In 1958, Roy Hamilton's "Don't Let Go" becomes the first stereo single to reach the Billboard chart when it entered at #13.

Scottish group The Average White Band went to #1 on the US singles chart in 1975 with “Pick Up The Pieces,” the bands album AWB also went to #1 on the US chart.

Percy Faith started a 9-week run at #1 on the US chart in 1960 with “Theme From A Summer Place,” a #2 hit in the UK.

In 1969, the Beatles began their sessions for Abbey Road with a take of "I Want You (She's So Heavy)."

In 1968, Genesis released their debut single, "The Silent Sun."

In 1956, today's issue of Billboard reviewed James Brown's debut single, a little song called "Please, Please, Please." "A dynamic, religious fervor runs through the pleading solo here," the magazine raves. "Brown and his group let off plenty of steam."

The Beatles formed their Northern Music Publishing Company. (now owned by Michael Jackson) in 1963. Their single "Please Please Me" spent its first week at #1 on the U.K. charts. Brian Epstein takes the boys out to dinner to celebrate.

This Bud’s For You- In 1979, Rolling Stone reported that Journey have entered into a sponsorship deal with Budweiser in one of the first instances of what will soon become standard music industry practice.

In 2001, the Sunday Mirror listed the Beatles as the biggest money-earners of 2000. Although they no longer exist, the band pulled in a tidy $50 million.

The Silhouettes topped Cash Box Magazine's Best Sellers Chart in 1958 with "Get A Job" after Dick Clark started playing it on his TV show, American Bandstand. The group got their name from the 1957 song by The Rays, (covered by Herman's Hermits in the 60's) and the inspiration for the tune came from writer Rick Lewis' mother, when she chided her son to "get up in the morning and go out and get a job."

In 1989, a category for Heavy Metal was included at the Grammys Awards for the first time.

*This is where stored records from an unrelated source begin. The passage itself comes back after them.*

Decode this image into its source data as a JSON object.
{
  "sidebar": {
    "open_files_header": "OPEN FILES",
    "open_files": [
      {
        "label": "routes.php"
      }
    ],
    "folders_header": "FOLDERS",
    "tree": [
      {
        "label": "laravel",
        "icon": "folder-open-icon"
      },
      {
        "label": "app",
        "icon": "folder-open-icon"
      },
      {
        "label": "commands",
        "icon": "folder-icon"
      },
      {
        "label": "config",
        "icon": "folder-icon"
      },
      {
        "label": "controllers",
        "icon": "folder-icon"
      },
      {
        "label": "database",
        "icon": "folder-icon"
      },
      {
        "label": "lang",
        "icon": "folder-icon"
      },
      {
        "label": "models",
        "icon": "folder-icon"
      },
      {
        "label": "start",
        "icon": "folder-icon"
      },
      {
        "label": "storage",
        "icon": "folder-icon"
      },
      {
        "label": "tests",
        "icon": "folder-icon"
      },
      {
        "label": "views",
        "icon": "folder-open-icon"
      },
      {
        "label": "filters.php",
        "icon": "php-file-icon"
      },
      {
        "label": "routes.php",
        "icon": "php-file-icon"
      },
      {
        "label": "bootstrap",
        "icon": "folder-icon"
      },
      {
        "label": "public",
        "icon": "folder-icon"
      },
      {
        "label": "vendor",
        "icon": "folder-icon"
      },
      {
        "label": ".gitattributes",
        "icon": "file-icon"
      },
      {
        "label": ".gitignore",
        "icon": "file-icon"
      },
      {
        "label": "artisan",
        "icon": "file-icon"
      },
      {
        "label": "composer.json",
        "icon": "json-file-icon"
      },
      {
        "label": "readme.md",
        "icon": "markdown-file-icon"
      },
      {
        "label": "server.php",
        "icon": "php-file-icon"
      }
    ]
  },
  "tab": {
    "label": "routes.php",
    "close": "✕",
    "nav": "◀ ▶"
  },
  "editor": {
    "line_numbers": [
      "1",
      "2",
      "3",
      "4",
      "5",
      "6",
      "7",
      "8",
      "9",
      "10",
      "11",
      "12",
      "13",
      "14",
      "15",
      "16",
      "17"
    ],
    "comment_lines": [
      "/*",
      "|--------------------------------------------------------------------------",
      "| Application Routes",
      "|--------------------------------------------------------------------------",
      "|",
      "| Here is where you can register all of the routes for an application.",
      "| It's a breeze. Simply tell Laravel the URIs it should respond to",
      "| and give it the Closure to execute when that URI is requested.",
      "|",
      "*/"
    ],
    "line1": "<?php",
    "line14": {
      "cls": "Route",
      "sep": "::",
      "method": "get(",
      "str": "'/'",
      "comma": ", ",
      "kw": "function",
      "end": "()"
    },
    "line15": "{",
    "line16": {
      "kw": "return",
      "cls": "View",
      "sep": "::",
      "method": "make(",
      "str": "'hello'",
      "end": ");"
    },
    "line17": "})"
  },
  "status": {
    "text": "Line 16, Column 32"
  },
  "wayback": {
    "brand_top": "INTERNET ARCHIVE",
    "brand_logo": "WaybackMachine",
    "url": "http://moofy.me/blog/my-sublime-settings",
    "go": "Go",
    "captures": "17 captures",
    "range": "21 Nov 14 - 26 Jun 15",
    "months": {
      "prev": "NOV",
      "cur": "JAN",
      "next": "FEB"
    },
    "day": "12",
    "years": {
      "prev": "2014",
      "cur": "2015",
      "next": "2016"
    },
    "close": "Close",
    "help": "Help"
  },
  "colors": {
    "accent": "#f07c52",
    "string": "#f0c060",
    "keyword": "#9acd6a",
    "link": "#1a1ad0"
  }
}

Metallica performed on stage, but the award went to Jethro Tull. Many audience members booed. Meanwhile, Bobby McFerrin won Record Of The Year and Song Of The Year for "Don't Worry, Be Happy," Tracy Chapman was named Best New Artist and Tina Turner won Best Female Rock Vocal Performance for "Tina Live in Europe."

The film "Don't Knock The Rock," featuring appearances by Alan Freed, Little Richard and Bill Haley, opened at the Paramount Theatre in New York in 1957.

In 1986, Fine Young Cannibals had to postpone their appearance at a Boston nightclub after a tear gas bomb goes off in the venue. They finally came onstage and performed at 2 a.m.